§ **Extracted information**:
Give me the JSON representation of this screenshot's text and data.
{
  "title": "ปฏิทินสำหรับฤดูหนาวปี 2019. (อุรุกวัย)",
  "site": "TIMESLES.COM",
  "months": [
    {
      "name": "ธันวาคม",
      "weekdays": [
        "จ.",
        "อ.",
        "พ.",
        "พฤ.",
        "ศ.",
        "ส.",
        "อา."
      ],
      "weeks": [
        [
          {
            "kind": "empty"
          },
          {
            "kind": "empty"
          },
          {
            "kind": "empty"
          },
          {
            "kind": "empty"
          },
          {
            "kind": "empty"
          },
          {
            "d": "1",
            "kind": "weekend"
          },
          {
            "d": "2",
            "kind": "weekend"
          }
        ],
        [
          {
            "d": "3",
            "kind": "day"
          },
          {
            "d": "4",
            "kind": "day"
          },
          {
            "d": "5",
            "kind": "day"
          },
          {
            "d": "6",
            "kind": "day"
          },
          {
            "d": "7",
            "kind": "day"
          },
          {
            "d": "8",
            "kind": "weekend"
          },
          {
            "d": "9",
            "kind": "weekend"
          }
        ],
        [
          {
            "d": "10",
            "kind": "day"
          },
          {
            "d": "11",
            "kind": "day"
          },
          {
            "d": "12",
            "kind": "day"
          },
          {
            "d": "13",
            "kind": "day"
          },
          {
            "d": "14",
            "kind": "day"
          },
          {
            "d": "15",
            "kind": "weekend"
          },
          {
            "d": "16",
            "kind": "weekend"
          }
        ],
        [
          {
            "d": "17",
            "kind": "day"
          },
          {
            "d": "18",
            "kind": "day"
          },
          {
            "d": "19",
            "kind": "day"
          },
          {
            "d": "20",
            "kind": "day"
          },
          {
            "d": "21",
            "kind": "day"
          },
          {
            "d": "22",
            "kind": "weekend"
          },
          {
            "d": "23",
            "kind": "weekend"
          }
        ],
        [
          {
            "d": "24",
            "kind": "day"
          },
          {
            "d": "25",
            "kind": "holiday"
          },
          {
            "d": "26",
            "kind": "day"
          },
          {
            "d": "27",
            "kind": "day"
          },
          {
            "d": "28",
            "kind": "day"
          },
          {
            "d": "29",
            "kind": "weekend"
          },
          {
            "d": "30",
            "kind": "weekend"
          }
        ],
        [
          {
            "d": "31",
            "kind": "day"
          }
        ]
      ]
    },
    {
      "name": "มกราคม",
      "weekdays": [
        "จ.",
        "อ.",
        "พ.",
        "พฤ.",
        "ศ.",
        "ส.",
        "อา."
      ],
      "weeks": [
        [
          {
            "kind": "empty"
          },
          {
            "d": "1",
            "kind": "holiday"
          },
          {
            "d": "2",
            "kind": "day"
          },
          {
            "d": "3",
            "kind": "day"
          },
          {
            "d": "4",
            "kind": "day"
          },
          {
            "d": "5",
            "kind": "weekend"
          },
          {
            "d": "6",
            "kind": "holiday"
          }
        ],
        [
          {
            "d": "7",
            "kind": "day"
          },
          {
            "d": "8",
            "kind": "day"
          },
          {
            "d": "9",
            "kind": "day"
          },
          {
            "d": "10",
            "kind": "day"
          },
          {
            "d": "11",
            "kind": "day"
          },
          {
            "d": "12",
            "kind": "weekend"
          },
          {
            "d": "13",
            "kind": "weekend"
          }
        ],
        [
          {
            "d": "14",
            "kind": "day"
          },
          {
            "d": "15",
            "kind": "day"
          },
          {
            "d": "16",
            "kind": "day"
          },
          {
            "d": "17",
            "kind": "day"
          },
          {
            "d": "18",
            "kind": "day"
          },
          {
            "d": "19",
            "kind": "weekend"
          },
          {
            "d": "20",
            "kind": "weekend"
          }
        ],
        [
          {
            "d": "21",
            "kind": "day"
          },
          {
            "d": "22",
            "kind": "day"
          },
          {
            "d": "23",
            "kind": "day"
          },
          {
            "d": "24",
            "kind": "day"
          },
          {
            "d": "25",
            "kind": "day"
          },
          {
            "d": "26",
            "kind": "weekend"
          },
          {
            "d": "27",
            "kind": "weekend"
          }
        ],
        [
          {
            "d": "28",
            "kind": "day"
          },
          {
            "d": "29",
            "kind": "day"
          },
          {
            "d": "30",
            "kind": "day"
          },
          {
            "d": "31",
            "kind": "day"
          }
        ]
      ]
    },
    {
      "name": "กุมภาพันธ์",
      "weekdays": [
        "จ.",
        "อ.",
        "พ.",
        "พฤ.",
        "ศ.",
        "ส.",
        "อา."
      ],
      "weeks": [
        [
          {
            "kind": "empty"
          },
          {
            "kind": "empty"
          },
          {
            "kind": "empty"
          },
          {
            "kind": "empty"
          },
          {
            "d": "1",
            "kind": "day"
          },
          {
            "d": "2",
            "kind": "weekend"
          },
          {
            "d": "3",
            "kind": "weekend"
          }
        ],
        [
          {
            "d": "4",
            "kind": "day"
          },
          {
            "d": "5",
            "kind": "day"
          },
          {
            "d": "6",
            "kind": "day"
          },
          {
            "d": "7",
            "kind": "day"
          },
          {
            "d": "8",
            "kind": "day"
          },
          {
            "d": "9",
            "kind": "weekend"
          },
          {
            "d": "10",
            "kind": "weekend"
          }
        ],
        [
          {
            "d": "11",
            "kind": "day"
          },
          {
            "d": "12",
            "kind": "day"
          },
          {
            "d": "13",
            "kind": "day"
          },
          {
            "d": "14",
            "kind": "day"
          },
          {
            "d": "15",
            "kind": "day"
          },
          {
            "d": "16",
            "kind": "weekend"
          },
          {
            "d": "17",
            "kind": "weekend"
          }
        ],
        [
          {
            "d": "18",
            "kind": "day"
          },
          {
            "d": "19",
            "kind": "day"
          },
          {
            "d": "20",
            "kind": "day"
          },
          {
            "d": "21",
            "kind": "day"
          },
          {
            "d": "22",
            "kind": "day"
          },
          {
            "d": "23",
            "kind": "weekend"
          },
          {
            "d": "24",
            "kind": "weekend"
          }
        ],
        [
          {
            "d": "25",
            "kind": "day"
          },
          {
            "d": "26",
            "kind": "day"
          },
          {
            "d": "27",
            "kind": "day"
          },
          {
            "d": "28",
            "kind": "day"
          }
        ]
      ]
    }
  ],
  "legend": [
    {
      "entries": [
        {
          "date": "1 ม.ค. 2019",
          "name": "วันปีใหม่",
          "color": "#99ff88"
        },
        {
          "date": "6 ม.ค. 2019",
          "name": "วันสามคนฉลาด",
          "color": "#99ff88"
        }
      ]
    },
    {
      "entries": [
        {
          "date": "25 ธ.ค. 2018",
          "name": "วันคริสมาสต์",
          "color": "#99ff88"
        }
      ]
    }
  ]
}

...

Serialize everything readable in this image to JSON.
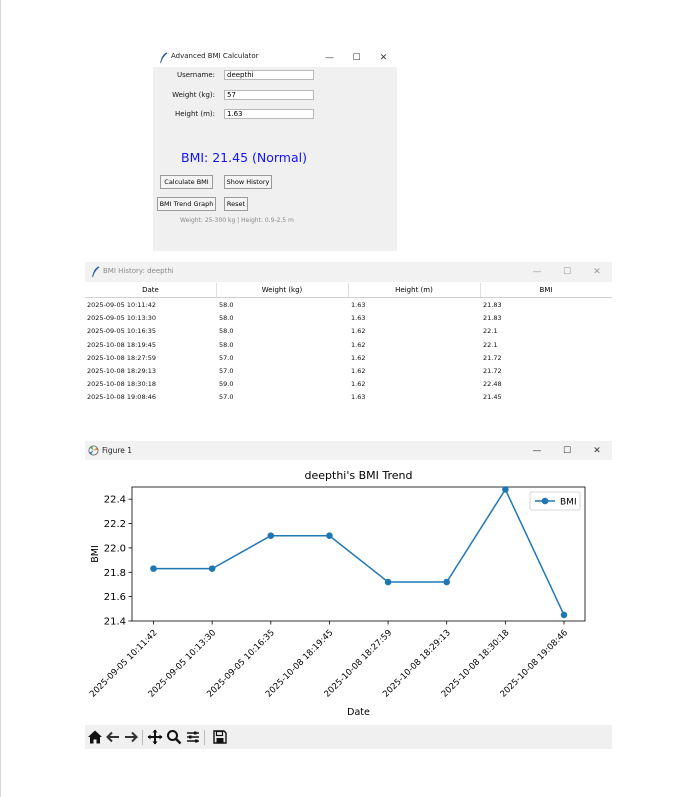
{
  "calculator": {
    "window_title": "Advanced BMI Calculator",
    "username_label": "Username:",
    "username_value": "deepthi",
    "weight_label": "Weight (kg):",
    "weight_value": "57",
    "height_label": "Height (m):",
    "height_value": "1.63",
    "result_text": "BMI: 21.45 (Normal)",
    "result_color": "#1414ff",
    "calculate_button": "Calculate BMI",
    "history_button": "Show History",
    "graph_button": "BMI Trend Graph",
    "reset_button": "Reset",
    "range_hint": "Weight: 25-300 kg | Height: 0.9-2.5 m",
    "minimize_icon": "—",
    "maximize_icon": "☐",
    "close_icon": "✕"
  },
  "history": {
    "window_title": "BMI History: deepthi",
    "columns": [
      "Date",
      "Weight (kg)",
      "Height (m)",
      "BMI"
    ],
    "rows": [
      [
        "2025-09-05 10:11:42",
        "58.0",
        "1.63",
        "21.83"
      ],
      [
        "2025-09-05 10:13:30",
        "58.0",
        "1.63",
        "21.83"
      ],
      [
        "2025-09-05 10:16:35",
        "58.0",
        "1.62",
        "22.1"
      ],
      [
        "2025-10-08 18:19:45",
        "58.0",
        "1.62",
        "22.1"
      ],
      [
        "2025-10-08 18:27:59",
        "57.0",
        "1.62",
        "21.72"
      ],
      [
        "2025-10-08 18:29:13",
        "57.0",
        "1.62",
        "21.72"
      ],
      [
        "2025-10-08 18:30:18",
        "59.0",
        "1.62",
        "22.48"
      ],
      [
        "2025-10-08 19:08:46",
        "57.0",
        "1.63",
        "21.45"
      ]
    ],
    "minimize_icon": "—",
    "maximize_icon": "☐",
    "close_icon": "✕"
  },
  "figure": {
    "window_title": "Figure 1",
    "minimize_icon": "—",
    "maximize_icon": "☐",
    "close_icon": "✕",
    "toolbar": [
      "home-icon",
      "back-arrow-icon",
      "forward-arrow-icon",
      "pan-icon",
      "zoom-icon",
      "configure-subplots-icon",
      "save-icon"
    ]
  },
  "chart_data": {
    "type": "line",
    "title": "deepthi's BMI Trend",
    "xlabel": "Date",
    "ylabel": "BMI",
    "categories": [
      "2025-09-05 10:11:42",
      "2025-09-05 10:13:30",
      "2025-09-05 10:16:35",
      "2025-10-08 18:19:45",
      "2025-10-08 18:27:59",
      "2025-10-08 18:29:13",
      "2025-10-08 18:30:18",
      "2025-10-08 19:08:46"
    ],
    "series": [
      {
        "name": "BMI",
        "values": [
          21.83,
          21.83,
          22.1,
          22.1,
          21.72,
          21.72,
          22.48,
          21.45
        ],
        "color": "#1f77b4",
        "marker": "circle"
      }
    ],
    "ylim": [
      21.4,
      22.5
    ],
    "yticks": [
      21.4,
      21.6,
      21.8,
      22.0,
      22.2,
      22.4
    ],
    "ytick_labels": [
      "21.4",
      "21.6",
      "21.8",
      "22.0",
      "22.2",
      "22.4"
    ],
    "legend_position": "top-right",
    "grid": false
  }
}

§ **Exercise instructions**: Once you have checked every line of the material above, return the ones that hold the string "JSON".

§ **Answer box**:
Give me the JSON representation of this screenshot's text and data.
Serialize everything readable in this image to JSON.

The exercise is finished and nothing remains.